1 The possible need to obtain FSA confirmation that a Web site is not directed at the UK would be particularly onerous if there is no mechanism to make FSA guidance available to the public. In our November comment letter we urged the Treasury to provide a mechanism by which interpretive guidance issued to a particular business or industry segment will be made generally available so that similarly situated entities also may rely on it.
2 The proposal also would revise the current journalist exemption to distinguish between financial journalism and communications intended to tout a particular investment service or product. The Treasury would make the exemption unavailable to a journalist or publisher that receives any direct or indirect benefit from persons whose investment services are described in the publication.

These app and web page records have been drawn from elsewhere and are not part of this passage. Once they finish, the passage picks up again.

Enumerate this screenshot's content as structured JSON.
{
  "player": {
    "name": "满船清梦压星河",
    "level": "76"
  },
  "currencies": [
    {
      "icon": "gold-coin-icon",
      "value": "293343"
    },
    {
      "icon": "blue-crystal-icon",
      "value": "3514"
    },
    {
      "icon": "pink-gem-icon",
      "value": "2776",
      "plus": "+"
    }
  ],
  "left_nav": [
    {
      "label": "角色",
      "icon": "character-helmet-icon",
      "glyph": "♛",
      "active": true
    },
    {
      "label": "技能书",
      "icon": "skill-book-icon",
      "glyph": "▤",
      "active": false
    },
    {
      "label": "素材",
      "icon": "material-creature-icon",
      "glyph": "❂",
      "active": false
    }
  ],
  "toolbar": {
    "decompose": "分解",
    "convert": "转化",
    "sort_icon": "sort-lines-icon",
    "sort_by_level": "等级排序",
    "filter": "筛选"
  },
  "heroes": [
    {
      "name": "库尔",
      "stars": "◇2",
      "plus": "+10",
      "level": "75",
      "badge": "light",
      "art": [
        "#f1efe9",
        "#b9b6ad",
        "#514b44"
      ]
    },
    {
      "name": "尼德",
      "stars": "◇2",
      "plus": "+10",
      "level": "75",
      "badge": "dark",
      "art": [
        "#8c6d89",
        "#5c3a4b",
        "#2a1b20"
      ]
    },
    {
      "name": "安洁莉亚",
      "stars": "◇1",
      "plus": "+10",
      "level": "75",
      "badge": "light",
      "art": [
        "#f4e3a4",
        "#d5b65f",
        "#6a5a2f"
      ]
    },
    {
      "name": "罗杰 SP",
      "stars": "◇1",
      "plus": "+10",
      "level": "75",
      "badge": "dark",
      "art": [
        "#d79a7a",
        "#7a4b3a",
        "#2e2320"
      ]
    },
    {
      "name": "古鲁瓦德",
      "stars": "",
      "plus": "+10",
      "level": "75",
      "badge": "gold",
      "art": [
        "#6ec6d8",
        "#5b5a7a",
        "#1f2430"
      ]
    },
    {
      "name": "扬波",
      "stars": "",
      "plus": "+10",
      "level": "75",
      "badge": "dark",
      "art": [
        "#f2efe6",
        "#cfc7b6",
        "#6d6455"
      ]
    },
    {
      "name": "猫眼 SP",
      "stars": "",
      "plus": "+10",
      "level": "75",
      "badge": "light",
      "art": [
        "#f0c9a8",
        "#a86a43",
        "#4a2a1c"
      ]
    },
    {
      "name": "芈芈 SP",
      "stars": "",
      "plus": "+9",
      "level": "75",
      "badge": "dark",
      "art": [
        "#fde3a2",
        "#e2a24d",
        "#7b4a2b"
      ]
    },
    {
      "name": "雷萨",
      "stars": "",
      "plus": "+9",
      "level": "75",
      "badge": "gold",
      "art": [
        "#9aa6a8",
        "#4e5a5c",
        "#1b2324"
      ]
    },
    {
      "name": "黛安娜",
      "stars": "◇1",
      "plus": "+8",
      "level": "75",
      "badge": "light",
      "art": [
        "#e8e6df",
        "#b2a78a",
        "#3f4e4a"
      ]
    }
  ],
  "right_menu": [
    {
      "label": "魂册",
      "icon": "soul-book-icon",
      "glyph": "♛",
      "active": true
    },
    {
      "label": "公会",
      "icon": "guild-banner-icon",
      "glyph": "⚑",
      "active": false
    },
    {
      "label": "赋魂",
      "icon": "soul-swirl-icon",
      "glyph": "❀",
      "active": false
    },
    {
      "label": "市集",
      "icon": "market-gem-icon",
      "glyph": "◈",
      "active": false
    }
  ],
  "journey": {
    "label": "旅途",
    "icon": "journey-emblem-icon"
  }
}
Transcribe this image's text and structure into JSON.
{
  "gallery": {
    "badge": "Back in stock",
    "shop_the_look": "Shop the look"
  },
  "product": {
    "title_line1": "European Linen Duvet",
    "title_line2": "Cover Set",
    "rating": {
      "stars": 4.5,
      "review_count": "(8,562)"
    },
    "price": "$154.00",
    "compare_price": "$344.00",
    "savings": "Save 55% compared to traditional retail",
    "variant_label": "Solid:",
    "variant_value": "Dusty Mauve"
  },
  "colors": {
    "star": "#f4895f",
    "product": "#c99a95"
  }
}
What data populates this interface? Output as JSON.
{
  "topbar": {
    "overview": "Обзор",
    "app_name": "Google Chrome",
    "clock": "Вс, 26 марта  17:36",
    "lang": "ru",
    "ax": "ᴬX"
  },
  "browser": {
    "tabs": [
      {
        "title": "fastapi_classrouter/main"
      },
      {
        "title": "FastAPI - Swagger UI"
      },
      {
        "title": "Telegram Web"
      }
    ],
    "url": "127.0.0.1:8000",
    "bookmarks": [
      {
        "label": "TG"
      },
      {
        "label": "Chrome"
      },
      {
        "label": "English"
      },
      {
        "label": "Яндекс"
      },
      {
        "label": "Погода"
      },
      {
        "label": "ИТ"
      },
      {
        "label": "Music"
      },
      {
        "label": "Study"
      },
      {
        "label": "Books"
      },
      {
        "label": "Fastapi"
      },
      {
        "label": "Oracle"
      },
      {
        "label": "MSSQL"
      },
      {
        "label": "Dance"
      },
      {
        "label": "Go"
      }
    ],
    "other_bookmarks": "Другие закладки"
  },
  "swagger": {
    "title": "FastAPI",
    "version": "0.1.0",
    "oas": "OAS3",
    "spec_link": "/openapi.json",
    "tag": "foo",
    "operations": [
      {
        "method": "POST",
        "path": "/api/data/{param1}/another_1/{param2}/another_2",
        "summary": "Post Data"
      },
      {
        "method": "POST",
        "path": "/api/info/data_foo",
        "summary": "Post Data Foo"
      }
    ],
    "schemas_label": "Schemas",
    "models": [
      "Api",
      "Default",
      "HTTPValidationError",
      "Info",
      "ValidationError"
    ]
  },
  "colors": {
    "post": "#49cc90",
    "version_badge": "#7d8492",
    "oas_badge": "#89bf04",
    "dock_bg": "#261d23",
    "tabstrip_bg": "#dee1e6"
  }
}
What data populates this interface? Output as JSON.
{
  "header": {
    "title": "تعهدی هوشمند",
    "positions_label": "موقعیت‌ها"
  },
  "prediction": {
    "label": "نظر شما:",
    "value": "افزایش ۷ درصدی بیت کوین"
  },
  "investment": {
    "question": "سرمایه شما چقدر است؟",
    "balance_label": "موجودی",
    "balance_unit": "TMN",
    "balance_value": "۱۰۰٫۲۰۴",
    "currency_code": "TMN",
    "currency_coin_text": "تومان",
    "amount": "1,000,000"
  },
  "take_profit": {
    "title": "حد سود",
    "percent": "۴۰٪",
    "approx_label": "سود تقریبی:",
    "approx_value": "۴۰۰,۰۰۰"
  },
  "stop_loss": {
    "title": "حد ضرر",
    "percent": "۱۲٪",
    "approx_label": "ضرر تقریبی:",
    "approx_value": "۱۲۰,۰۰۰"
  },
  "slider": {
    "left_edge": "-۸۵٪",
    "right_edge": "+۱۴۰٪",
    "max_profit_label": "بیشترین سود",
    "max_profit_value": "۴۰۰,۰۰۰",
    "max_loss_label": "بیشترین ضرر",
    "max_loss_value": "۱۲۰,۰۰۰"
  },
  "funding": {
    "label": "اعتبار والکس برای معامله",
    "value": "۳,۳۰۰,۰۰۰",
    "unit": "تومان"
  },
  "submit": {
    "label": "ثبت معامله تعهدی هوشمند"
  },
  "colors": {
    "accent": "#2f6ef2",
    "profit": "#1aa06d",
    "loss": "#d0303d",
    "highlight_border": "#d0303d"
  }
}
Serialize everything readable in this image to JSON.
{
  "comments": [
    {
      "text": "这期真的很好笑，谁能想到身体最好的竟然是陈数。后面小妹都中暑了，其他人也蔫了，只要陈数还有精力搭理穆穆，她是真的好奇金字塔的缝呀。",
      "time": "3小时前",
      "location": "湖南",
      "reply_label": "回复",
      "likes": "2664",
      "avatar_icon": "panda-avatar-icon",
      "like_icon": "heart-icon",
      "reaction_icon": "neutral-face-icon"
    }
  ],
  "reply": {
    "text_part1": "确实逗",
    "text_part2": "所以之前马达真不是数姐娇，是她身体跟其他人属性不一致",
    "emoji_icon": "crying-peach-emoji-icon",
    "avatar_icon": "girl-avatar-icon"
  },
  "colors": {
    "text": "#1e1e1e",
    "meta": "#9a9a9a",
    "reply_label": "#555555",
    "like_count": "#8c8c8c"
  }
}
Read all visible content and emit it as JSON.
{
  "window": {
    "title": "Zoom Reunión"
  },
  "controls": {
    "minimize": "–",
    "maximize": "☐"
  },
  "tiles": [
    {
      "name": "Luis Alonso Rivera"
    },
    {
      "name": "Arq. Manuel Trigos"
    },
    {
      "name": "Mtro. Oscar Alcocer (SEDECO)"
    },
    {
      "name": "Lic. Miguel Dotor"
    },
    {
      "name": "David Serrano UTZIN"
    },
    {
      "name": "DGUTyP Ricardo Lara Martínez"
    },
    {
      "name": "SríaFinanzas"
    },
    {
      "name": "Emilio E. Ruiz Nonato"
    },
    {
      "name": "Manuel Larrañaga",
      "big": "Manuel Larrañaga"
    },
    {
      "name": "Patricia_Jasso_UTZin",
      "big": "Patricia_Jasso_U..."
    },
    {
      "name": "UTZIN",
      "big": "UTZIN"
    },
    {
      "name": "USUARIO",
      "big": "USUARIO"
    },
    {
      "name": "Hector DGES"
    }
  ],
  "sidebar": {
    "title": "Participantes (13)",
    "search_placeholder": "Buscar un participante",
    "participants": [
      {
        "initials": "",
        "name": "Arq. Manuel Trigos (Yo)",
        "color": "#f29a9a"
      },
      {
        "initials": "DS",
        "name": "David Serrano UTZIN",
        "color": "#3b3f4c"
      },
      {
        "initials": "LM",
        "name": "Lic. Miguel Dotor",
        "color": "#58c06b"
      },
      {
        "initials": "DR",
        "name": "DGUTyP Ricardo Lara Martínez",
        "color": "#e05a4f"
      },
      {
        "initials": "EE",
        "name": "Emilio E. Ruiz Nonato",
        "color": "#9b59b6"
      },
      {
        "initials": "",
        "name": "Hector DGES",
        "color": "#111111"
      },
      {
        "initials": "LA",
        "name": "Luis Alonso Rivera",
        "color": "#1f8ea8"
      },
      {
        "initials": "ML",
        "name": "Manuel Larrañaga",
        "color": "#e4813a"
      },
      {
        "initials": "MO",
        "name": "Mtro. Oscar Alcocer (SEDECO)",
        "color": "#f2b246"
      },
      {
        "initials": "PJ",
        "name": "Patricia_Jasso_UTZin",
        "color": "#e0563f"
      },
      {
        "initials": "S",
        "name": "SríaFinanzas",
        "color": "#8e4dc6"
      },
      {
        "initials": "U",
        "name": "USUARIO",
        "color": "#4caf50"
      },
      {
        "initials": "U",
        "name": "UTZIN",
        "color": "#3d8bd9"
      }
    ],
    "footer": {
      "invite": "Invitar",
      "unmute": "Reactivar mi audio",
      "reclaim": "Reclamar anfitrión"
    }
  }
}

We believe the language in the draft proposal may suggest that a financial publication, such as a general circulation newspaper or magazine, that accepts paid advertising from investment companies cannot also contain any articles or news stories about particular investment companies. We recommend that this point be clarified.